The Washington PostDemocracy Dies in Darkness

The Christian, conservative case for foreign aid

People wait for relief goods outside a Catholic church after evacuating their homes due to super-typhoon Hagupit in the Philippines in December 2014. Tens of thousands of people fled coastal villages and landslide-prone areas in the central Philippines. (Reuters)

The Bible is replete with references to caring for the poor in obedience to God. Jesus declares that loving our neighbor — wherever they live — is one of the greatest commandments, a corollary to loving God.

While the U.S. government doesn’t directly share this mandate, it plays a critical role in fulfilling the moral responsibility of all Americans to help those less fortunate. In fact, the U.S. government has always been a strong partner with American citizens in helping those in extreme poverty and crisis. Yet now, President Trump’s proposed budget threatens to severely cut that foreign aid.

State department’s 28 percent cuts hit foreign aid, U.N. and climate change

At less than 1 percent of the federal budget — an amount analogous to the “widow’s mite” — foreign assistance promotes our values, our own prosperity and our nation’s security, all while providing a lifeline to the most vulnerable in the world, those Jesus called “the least of these.”

This isn’t just the right thing to do; it’s the smart thing to do. If the U.S. government isn’t on the ground saving lives and promoting recovery and development — in solidarity with thousands of American aid workers and American allies — then global crises will proliferate and cause destabilization that eventually reaches our shores.

In an increasingly unstable world, this small but vital account is the ounce of prevention that is worth a pound of cure. Former secretary of defense Robert Gates has said, “Economic development is a lot cheaper than sending soldiers.”

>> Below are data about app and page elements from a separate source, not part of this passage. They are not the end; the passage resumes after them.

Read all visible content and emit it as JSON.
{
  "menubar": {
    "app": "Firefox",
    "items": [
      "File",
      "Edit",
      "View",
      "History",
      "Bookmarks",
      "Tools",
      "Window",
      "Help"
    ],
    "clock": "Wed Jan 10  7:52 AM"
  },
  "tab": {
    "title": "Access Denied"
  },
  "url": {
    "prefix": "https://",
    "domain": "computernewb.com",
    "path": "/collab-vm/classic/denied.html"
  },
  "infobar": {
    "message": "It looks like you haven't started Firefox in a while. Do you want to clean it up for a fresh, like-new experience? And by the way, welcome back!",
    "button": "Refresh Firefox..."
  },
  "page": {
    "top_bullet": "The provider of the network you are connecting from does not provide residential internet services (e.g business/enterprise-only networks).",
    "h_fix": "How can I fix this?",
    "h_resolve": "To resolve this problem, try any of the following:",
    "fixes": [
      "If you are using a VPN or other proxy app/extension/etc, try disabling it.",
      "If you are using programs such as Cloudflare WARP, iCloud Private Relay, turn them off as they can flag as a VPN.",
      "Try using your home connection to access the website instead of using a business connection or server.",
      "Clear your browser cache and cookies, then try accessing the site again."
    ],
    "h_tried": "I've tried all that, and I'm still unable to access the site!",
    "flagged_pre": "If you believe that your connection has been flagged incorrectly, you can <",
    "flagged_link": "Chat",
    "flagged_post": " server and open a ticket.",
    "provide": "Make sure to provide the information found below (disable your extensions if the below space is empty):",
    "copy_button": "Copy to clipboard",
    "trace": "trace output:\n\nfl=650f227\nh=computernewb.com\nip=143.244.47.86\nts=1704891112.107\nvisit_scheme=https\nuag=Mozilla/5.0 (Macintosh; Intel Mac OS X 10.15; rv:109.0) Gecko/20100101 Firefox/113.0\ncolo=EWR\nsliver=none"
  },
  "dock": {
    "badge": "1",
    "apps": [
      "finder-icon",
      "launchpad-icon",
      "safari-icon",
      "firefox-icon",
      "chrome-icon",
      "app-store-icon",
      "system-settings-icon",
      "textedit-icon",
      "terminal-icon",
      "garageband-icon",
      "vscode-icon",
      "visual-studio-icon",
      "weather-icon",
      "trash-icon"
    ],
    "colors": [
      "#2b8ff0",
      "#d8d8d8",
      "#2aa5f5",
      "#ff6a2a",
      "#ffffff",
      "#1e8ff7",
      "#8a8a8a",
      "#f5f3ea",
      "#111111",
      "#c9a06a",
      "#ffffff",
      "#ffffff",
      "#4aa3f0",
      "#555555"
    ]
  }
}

Here’s what I saw when I attended a conservative Catholic gathering in D.C.’s Trump hotel

We hold out hope that new American leadership will seek to strengthen American resolve to act before crises escalate. Our country did not act soon enough in Syria. A famine has been declared in South Sudan, and three other countries are on the brink.

Every year, generous Americans, churches and foundations support the life-saving work of organizations like World Vision and Catholic Relief Services to keep vulnerable children alive and enable communities to work toward standing on their own. They expect our government to mirror their generosity. The U.S. government and faith-based organizations are powerful partners in eradicating the most egregious forms of poverty hindering human potential.

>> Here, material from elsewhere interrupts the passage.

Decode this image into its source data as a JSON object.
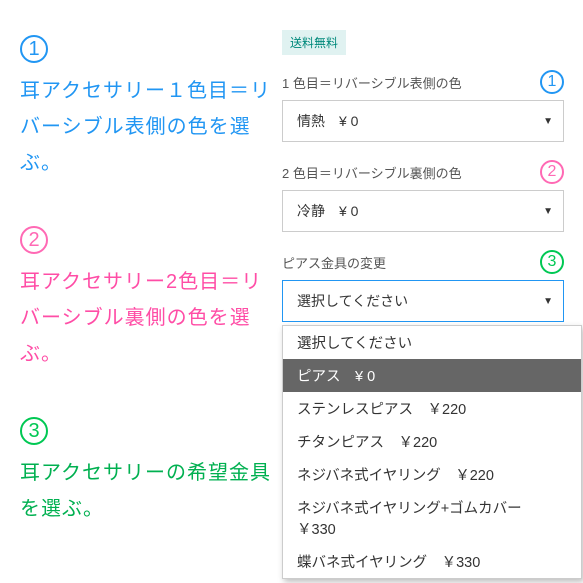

With poverty-focused international assistance at risk for deep cuts, more than 100 leaders in the Christian faith community expressed our support for foreign assistance in a letter to Congress. Evangelical, Roman Catholic, Orthodox, and mainline Protestant leaders, as well as leaders from a wide array of networks, seminaries, ministries and mission agencies — cumulatively representing tens of millions of American donors — have signed this letter.

The Texas AG sued to keep a Bible quote in school. Now he’s troubled by Muslim prayers.

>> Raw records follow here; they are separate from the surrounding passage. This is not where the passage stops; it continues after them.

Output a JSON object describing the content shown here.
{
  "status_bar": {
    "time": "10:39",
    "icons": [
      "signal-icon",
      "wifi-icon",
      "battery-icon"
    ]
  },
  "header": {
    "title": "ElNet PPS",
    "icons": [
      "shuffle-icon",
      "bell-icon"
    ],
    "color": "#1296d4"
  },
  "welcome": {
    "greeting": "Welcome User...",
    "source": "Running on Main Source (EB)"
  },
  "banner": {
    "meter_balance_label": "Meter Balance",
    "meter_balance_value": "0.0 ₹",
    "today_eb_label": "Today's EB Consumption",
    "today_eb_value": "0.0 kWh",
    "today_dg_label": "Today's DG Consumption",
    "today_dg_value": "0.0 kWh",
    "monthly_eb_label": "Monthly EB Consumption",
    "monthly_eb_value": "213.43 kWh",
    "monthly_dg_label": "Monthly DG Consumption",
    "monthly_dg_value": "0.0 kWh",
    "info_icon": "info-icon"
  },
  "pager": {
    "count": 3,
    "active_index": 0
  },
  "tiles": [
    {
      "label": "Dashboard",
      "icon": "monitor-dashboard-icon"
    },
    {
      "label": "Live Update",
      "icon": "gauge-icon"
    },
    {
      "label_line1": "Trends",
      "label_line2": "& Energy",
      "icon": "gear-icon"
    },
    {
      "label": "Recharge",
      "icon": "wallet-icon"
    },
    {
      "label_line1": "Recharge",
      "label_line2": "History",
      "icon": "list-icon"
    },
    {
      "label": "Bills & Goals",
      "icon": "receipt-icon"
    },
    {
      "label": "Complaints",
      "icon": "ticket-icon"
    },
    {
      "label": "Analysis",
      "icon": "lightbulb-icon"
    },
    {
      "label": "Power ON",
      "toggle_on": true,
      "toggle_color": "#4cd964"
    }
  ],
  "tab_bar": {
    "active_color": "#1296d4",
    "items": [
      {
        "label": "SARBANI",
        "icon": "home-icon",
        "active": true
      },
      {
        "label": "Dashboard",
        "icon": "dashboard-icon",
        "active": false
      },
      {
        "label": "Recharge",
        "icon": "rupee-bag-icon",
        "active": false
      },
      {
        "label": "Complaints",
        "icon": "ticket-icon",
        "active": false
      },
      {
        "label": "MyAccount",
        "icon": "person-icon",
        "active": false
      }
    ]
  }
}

Like us, many of the signatories have seen firsthand how lives are saved. International assistance has transformed entire communities, in many cases providing the cornerstones of a strong economy — health care, education and livelihoods. Those strengthened communities today are home to millions of people able to pursue their God-given potential.

We witnessed the remarkable impact when President George W. Bush, with bipartisan support in Congress, created PEPFAR, the President’s Emergency Plan for AIDS Relief, which has saved the lives of some 9 million people in numerous countries and continues to allow millions of babies to be born HIV-free.

U.S. foreign assistance also helps faith-based organizations and others care for mothers and their babies in the developing world, enabling women to have access to safe childbirth and improving the ability of infants to survive the first harrowing 28 days of life. A simple vaccine that immunizes children from preventable killer diseases yields a 16-fold return on investment — but these children’s lives are priceless.

The first solar eclipse to cross America in 99 years is coming. To some, it’s an act of God.

This aid is not about nation-building, but rather spreading hope and goodwill in ways that raise America’s reputation around the world — and advance our own national economic interests.

Thanks to public and private investments, in the past 25 years we’ve seen the number of people living in extreme poverty slashed in half. The mortality rate for children under five has plummeted from 35,000 deaths per day in 1990 to under 17,000 today. Foreign aid works.

Loosening the chains of poverty and injustice allows people to become independent, free-thinking and productive. It opens the way for the “life in all its fullness” that Jesus promises in John 10:10.

The federal budget cannot be balanced on the backs of the poor. By drastically cutting foreign assistance, we risk the extraordinary gains we have made against hunger, disease and extreme poverty. It is penny-wise and pound-foolish to forfeit funding that does so much good in the world.

Richard Stearns is president of World Vision U.S. and the author of “The Hole in Our Gospel.” Sean Callahan is president and CEO of Catholic Relief Services.